((

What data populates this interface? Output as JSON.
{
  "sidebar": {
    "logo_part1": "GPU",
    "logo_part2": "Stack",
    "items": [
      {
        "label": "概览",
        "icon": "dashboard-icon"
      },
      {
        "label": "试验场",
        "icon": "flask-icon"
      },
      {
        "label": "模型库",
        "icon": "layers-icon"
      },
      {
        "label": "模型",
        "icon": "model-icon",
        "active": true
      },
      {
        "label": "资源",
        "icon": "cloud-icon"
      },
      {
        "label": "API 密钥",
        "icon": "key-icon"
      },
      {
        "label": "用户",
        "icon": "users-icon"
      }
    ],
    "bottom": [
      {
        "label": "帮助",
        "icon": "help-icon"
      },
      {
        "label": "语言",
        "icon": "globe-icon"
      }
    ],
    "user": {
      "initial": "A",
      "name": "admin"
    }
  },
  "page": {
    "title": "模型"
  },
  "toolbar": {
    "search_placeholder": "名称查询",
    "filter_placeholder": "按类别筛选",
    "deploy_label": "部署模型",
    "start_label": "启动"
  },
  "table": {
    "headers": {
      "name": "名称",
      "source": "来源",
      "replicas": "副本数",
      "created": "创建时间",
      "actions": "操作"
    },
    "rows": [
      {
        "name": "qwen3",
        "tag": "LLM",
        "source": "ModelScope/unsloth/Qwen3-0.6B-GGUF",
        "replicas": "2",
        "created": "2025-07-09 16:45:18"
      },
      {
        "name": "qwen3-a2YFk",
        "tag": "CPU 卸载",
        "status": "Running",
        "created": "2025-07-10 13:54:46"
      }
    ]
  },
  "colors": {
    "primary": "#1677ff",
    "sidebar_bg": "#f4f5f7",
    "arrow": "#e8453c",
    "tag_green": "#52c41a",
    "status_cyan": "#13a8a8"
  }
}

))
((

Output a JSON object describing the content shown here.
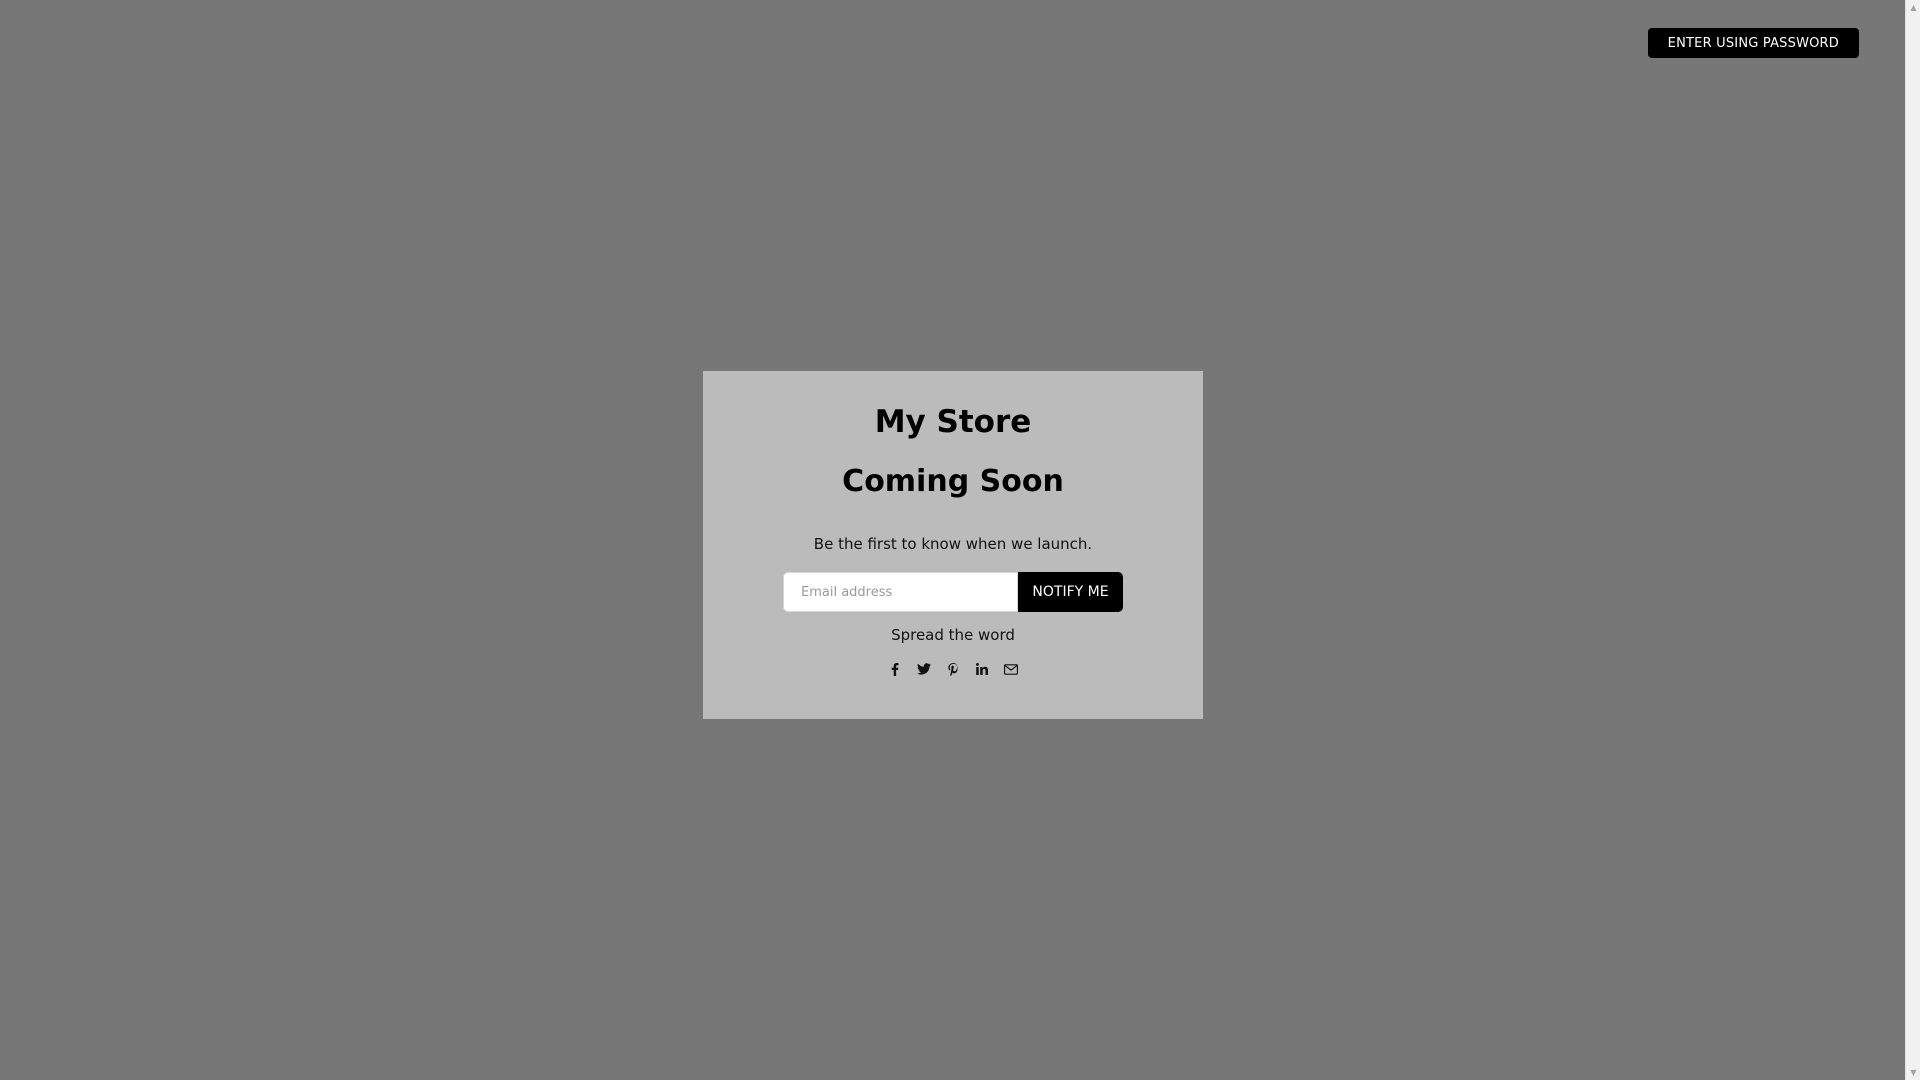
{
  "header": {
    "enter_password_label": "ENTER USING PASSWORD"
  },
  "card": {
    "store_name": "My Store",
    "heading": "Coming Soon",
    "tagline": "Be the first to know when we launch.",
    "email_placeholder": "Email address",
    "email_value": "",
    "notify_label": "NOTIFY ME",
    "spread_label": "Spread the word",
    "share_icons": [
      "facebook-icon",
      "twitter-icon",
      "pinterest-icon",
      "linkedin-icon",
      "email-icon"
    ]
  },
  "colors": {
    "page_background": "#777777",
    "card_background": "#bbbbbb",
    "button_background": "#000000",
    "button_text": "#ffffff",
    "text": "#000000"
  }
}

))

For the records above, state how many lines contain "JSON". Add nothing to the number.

2